* [Exercise requirements] Setting aside any pictures, reproduce the data exactly.

App and web page records:
----------------------------------------

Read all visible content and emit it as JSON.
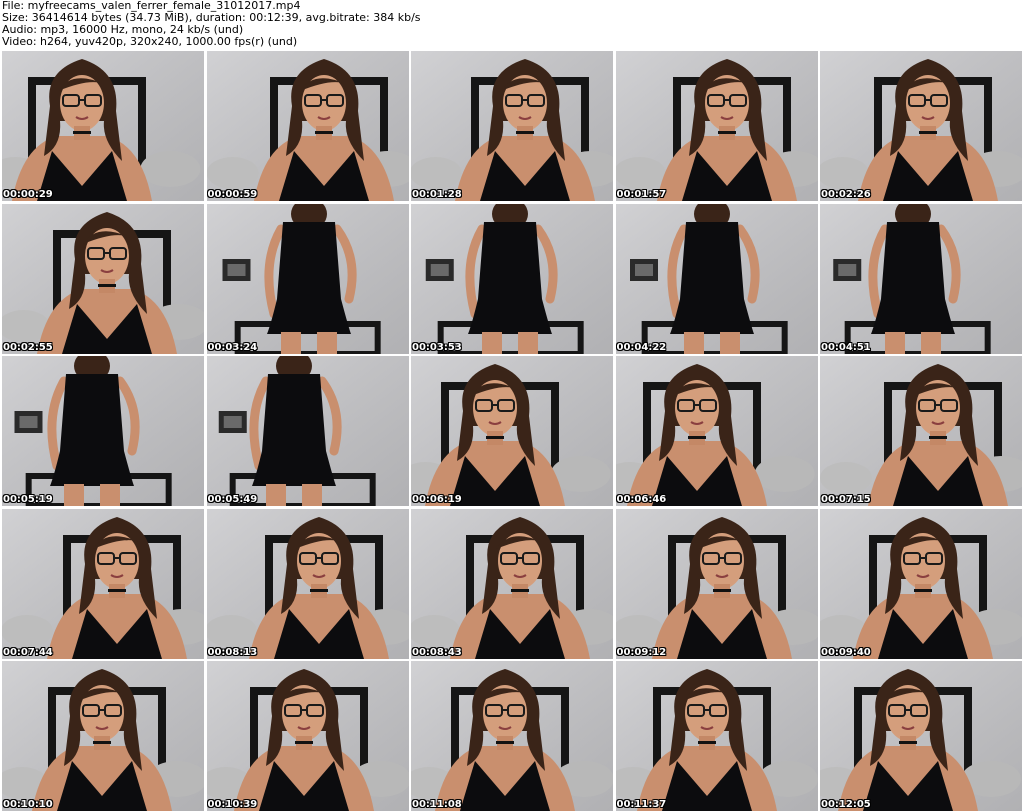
{
  "header": {
    "file": "File: myfreecams_valen_ferrer_female_31012017.mp4",
    "size": "Size: 36414614 bytes (34.73 MiB), duration: 00:12:39, avg.bitrate: 384 kb/s",
    "audio": "Audio: mp3, 16000 Hz, mono, 24 kb/s (und)",
    "video": "Video: h264, yuv420p, 320x240, 1000.00 fps(r) (und)"
  },
  "thumbnails": [
    {
      "time": "00:00:29",
      "scene": "closeup"
    },
    {
      "time": "00:00:59",
      "scene": "closeup"
    },
    {
      "time": "00:01:28",
      "scene": "closeup"
    },
    {
      "time": "00:01:57",
      "scene": "closeup"
    },
    {
      "time": "00:02:26",
      "scene": "closeup"
    },
    {
      "time": "00:02:55",
      "scene": "closeup"
    },
    {
      "time": "00:03:24",
      "scene": "standing"
    },
    {
      "time": "00:03:53",
      "scene": "standing"
    },
    {
      "time": "00:04:22",
      "scene": "standing"
    },
    {
      "time": "00:04:51",
      "scene": "standing"
    },
    {
      "time": "00:05:19",
      "scene": "standing"
    },
    {
      "time": "00:05:49",
      "scene": "standing"
    },
    {
      "time": "00:06:19",
      "scene": "closeup"
    },
    {
      "time": "00:06:46",
      "scene": "closeup"
    },
    {
      "time": "00:07:15",
      "scene": "closeup"
    },
    {
      "time": "00:07:44",
      "scene": "closeup"
    },
    {
      "time": "00:08:13",
      "scene": "closeup"
    },
    {
      "time": "00:08:43",
      "scene": "closeup"
    },
    {
      "time": "00:09:12",
      "scene": "closeup"
    },
    {
      "time": "00:09:40",
      "scene": "closeup"
    },
    {
      "time": "00:10:10",
      "scene": "closeup"
    },
    {
      "time": "00:10:39",
      "scene": "closeup"
    },
    {
      "time": "00:11:08",
      "scene": "closeup"
    },
    {
      "time": "00:11:37",
      "scene": "closeup"
    },
    {
      "time": "00:12:05",
      "scene": "closeup"
    }
  ],
  "colors": {
    "wall": "#c9c9cc",
    "skin": "#c98f6e",
    "hair": "#3a2418",
    "dress": "#0c0c0e",
    "headboard": "#151515"
  }
}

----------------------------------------

* [Answer]
Read all visible content and emit it as JSON.
{
  "header": {
    "file": "File: myfreecams_valen_ferrer_female_31012017.mp4",
    "size": "Size: 36414614 bytes (34.73 MiB), duration: 00:12:39, avg.bitrate: 384 kb/s",
    "audio": "Audio: mp3, 16000 Hz, mono, 24 kb/s (und)",
    "video": "Video: h264, yuv420p, 320x240, 1000.00 fps(r) (und)"
  },
  "thumbnails": [
    {
      "time": "00:00:29",
      "scene": "closeup"
    },
    {
      "time": "00:00:59",
      "scene": "closeup"
    },
    {
      "time": "00:01:28",
      "scene": "closeup"
    },
    {
      "time": "00:01:57",
      "scene": "closeup"
    },
    {
      "time": "00:02:26",
      "scene": "closeup"
    },
    {
      "time": "00:02:55",
      "scene": "closeup"
    },
    {
      "time": "00:03:24",
      "scene": "standing"
    },
    {
      "time": "00:03:53",
      "scene": "standing"
    },
    {
      "time": "00:04:22",
      "scene": "standing"
    },
    {
      "time": "00:04:51",
      "scene": "standing"
    },
    {
      "time": "00:05:19",
      "scene": "standing"
    },
    {
      "time": "00:05:49",
      "scene": "standing"
    },
    {
      "time": "00:06:19",
      "scene": "closeup"
    },
    {
      "time": "00:06:46",
      "scene": "closeup"
    },
    {
      "time": "00:07:15",
      "scene": "closeup"
    },
    {
      "time": "00:07:44",
      "scene": "closeup"
    },
    {
      "time": "00:08:13",
      "scene": "closeup"
    },
    {
      "time": "00:08:43",
      "scene": "closeup"
    },
    {
      "time": "00:09:12",
      "scene": "closeup"
    },
    {
      "time": "00:09:40",
      "scene": "closeup"
    },
    {
      "time": "00:10:10",
      "scene": "closeup"
    },
    {
      "time": "00:10:39",
      "scene": "closeup"
    },
    {
      "time": "00:11:08",
      "scene": "closeup"
    },
    {
      "time": "00:11:37",
      "scene": "closeup"
    },
    {
      "time": "00:12:05",
      "scene": "closeup"
    }
  ],
  "colors": {
    "wall": "#c9c9cc",
    "skin": "#c98f6e",
    "hair": "#3a2418",
    "dress": "#0c0c0e",
    "headboard": "#151515"
  }
}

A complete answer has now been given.